If the property owner was not present at the time of your accident, you should notify them of what transpired, including where the accident occurred, what happened, and any other specific details. 

  1. Document the Accident

If you are physically able, you should take pictures of the accident scene. For instance, if you slipped in a grocery store on an uncleaned spill, you should take a picture of the spill and the surrounding area. Whether you can document evidence while at the scene or not, it is wise to journal what you can recall from the moments before, during, and after the incident while they are still fresh in your mind. Depending on the circumstance, keeping your clothes from the time of the accident can be helpful. For example, if you were attacked by a dog, having a ripped or torn shirt can be a valuable tool for proving your case later. 

Contact Us 

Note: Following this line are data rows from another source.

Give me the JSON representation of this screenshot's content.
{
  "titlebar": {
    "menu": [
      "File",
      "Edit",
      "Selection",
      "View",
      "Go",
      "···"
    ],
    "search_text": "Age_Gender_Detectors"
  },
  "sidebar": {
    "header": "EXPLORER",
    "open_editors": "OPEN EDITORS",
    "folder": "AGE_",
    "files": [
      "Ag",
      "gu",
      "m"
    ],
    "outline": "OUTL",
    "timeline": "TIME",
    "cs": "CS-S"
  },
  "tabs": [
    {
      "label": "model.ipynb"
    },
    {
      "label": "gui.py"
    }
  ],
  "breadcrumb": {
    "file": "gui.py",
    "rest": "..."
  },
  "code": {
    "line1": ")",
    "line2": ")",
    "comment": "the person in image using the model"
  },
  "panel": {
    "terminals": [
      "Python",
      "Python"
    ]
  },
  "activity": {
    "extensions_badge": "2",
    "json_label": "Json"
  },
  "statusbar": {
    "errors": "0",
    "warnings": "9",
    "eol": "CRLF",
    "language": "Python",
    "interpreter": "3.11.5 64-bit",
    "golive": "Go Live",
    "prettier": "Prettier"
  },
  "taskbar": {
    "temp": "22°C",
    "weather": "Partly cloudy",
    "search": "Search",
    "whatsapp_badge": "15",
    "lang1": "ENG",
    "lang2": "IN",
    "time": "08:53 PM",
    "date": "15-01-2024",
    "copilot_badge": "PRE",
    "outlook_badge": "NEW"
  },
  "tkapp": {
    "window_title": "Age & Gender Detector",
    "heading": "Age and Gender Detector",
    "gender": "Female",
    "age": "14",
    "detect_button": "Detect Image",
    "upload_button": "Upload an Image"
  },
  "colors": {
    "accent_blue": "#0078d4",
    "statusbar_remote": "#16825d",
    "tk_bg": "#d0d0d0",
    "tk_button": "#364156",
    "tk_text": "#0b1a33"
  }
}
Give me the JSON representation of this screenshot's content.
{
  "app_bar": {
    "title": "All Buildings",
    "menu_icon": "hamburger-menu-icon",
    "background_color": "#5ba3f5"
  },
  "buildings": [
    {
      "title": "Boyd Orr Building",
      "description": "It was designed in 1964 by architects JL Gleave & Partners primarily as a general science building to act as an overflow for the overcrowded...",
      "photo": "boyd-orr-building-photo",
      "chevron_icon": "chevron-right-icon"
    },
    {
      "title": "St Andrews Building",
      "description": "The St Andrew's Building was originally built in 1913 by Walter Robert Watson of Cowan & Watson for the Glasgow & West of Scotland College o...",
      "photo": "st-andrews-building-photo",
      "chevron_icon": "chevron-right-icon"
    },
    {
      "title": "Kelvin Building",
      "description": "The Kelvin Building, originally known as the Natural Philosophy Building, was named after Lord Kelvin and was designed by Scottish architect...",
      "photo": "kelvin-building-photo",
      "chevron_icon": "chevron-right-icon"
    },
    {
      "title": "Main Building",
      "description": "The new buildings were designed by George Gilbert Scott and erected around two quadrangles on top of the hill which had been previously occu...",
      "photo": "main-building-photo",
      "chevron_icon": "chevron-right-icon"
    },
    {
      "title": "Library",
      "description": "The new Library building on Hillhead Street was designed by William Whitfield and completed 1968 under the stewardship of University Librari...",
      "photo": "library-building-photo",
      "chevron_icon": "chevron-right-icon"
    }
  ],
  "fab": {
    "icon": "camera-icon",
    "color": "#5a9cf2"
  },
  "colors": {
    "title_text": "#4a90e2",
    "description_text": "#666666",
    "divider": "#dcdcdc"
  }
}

At Brett McCandlis Brown & Conner, we set a record for recovering $6 million for one of our trip and fall clients. If you or a loved one was injured in a premises liability accident, our fierce attorneys are ready to advocate for you. 

From the moment you hire Brett McCandlis Conner & Brown, you can stop worrying about medical bills, lost work, insurance adjusters, and future expenses. While you focus on your physical and emotional recovery, we concentrate on your financial recovery. Our attorneys are knowledgeable, aggressive, and compassionate when fighting for the rights of our clients.

We have assisted many of our clients with the legal side of terrible accidents, painful injuries, and wrongful death, and want to do the same for you. Contact us today by phone or email to obtain a free consultation and learn how Brett McCandlis Conner & Brown can help you.

Author Photo

Matt Conner

Matt Conner, a distinguished attorney at Brett McCandlis Brown & Conner, brings a unique blend of financial and legal expertise to his practice. Graduating with a double major in mathematics and economics from Willamette University, he initially honed his analytical skills as an economist for the State of Oregon. Specializing in personal injury law, Matt is adept at handling a wide array of cases, including multiparty litigation against large entities, and claims involving gun violence, sexual and police misconduct, car accidents, traumatic brain injuries, and wrongful death. Admitted to the Washington State Bar in 2014, he is known for his tenacious advocacy and deep compassion for clients facing life-altering challenges. His approach is not just about legal representation; it’s about restoring lives.